For the first time in 19 years, the annual Bessie Spector Oldest Jewish Americans Brunch will take place in spirit rather than in person.
They represent the “greatest generation” of Americans, who lived through the Great Depression, World War II (including some who survived the Holocaust), the civil rights era, the Vietnam War, the Great Recession.
They are not about to be held back by COVID-19, even though the way we honor them has to change.
For the first time in 19 years, the annual Bessie Spector Oldest Jewish Americans Brunch will take place in spirit rather than in person. This year, Detroit’s most senior Jewish citizens will receive a special tribute package by mail.
“We always give out certificates signed by the governor,” said Leslie Katz, director of Friends of Jewish Senior Life, which coordinates the event with JVS, Jewish Family Service, the Jewish Community Center and the Jewish Federation of Metropolitan Detroit.

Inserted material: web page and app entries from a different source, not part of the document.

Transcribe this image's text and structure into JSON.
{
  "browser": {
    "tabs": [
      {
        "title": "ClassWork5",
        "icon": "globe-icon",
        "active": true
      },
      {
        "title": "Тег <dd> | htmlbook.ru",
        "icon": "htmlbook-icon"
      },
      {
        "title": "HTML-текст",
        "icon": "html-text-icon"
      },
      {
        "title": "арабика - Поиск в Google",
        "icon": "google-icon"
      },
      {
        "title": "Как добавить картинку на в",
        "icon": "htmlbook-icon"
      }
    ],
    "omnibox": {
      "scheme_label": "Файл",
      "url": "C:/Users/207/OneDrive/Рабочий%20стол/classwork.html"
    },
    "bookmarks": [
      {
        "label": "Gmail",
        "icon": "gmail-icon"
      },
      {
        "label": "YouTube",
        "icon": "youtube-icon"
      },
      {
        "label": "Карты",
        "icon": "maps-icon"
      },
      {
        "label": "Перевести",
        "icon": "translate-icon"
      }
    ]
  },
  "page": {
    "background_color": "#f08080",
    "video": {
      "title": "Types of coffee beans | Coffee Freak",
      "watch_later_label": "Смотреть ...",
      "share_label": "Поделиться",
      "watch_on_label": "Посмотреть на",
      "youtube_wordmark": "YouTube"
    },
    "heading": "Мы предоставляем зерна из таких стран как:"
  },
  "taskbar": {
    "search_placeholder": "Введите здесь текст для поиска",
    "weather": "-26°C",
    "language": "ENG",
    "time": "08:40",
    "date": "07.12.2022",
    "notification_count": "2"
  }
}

This year, she said, the group will mail the certificates, along with a customized letter, a list of seniors being honored, a large-print jumbo word-search book – and a copy of this article.
Katz and her committee, headed by Julie Zussman of Huntington Woods and Sharon Alterman of West Bloomfield, have about 120 people on their list, but they are eager to hear about others who should be included. The only criteria are to be 95 or older by the end of 2020, Jewish and live in the greater Detroit area.
The annual program started in 2001 when the now-defunct Coalition on Jewish Eldercare Services invited people over 90 to a luncheon in May, which is Older Americans Month. They urged attendees to bring friends and family as well. That first brunch was an intimate event for about 20 honorees, held at Fleischman Residence.
Word got out. In subsequent years, so many seniors wanted to attend – and so many friends and family wanted to join them – that the event was moved to the Jimmy Prentis Morris Jewish Community Center in Oak Park, then to Handleman Hall in the West Bloomfield JCC and finally to Congregation Shaarey Zedek, the only venue big enough to accommodate the crowd.
The organizers also limited the size by raising the qualifying age to 95 instead of the original 90. Still more than 400 attended last year, including more than a dozen honorees over age 100.
In 2005, the event was named in memory of Bessie Spector, one of the original honorees.
Spector’s granddaughter, Joan Chernoff-Epstein, said Bessie enjoyed the annual brunch immensely until she died in 2005 at the age of 102.
Chernoff-Epstein, of Birmingham, said her grandmother “kept the most beautiful home; she made the most delicious blintzes and banana cake that anyone ever tasted.”
Chernoff-Epstein remembers when Carol Rosenberg, then director of JSL’s forerunner, Jewish Homes and Aging Services, asked Bessie to share a special memory. Her grandmother mentioned the first time she saw her husband getting out of the shower.
Committee member Joyce Weingarten of West Bloomfield said her grandmother, Fannie Whiteman, also attended one of the first luncheons. Weingarten later accompanied her husband’s grandmother, Belle Rosender, and her father, Louis Berlin, who attended the last three brunches.
“He was so proud to be there,” said Weingarten. “He would sing to the music and even got up and danced.”
Berlin died in April, and Weingarten said she will miss attending the brunch with him when it resumes, hopefully next year.
Julie Zussman of Huntington Woods, one of the event chairs, said she feels like she’s “late to the dance,” because she started attending the brunch in 2017. Her father-in-law, Milt Zussman, was her “ticket” to the event, she said. Last year, the family had four generations there. In addition to her and her husband, Rick, Milt’s guests included his grandson Adam Zussman and Adam’s daughter, Delaney.
Milt, now 98, spends much of his time in Florida but always made it back to Michigan for the brunch.
“He has driven himself to every brunch and only wants us to meet him there,” said Zussman. Milt says what he likes best about the event is that his son picks up the tab.
“It’s such a simchah!” said co-chair Sharon Alterman. “Families really look forward to it, and honorees’ children and grandchildren come from all over the country to attend. It’s so feel-good!” The event is usually held around Memorial Day to make it easier for out-of-towners to come.
As soon as the mailing is complete, the committee will turn their attention to planning next year’s event, with the hope that such a gathering will again be feasible. They already have a theme: “Our Classics: The Greatest Generation.”
To add someone to the honoree list, or to make a tribute gift recognizing someone being honored, contact Leslie Katz at email@example.com.